An influential highway group has called for replacing the flat tax on gas with a percentage tax, according to the Wall Street Journal. They want to replace the current 18.4 and 24.4 cent taxes on gasoline and diesel, respectively, with more flexible 8.4% and 10.6% tax rates. At current gas prices that would be about a 2-cent increase (at least on the gasoline side of things), and it would at least allow for automatic increases with inflation. It is a bit awkward for road funding to rise and fall with the cost of fuel, but it may be the only politically feasible way to raise the gas tax – to pass it off as an unintended consequence. Of course, there’s the possibility of the price of gas falling, although I don’t know how likely that is over the long-run.

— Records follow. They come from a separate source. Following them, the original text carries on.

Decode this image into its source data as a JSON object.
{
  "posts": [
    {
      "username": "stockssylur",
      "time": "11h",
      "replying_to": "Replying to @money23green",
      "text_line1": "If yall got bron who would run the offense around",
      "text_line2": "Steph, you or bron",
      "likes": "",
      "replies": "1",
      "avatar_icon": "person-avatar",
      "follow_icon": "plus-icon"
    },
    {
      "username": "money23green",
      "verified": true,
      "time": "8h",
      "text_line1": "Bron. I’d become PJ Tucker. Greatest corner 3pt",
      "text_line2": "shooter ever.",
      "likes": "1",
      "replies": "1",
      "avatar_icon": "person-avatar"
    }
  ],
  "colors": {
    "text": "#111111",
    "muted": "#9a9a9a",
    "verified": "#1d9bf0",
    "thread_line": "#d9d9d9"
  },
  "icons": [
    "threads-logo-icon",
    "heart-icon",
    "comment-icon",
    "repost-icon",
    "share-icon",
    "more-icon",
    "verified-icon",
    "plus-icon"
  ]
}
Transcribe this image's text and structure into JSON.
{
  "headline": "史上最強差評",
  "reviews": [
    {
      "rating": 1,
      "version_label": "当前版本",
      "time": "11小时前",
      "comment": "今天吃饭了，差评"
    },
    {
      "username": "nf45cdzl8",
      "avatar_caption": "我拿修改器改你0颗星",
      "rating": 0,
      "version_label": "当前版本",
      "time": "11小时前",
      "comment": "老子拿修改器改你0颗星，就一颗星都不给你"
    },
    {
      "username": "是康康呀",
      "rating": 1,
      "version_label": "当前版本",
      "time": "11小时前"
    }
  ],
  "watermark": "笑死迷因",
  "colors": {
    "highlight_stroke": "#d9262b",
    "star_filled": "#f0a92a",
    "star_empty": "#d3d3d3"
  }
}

As you can imagine, the political reaction was quite hostile, with Rep. John Mica, who’s on the soon-to-be Republican-controlled House Transportation and Infrastructure Committee, saying that anything that would raise gas prices is a “non-starter.” It’s unfortunate that the gas tax is seen as just another tax and not the explicit cost of the road infrastructure, but it looks like it’s going to be a casualty of the Tea Party’s anti-tax mantra. In any case, the issue will be dealt with after the midterms when hopefully politicians will be a bit more clear-headed. The WSJ suggests that politicians are reluctant to keep borrowing from the general fund for road projects, but I’m afraid that their fear of budget deficits will be overpower by their fear of raising the cost of driving. And as much as I resent Obama and this Congress for refusing to raise the gas tax, it could have been worse – both McCain and Hillary Clinton were in favor of a gas tax holiday during the 2008 election.
Although I am very excited about a higher gas tax, it would be a shame if the amount of money expended on roads and highways actually increased on net. Robert Poole at Reason has argued that we should spend all money collected in user fees on roads, and while it’s true that a lot of fuel tax money goes to mass transit and non-road expenses, there are also massive amounts of money traveling the other way, from general revenues going to the roads. State and federal highways are covered by their user fees, but the local roads that run outside your doorstep and which are in many ways most important are paid for almost entirely out of general revenues. So although it may sound counterintuitive, unless we stop building roads out of local budgets, spending less of the gas tax on highways will actually bring the total amount spent closer to the total amount collected.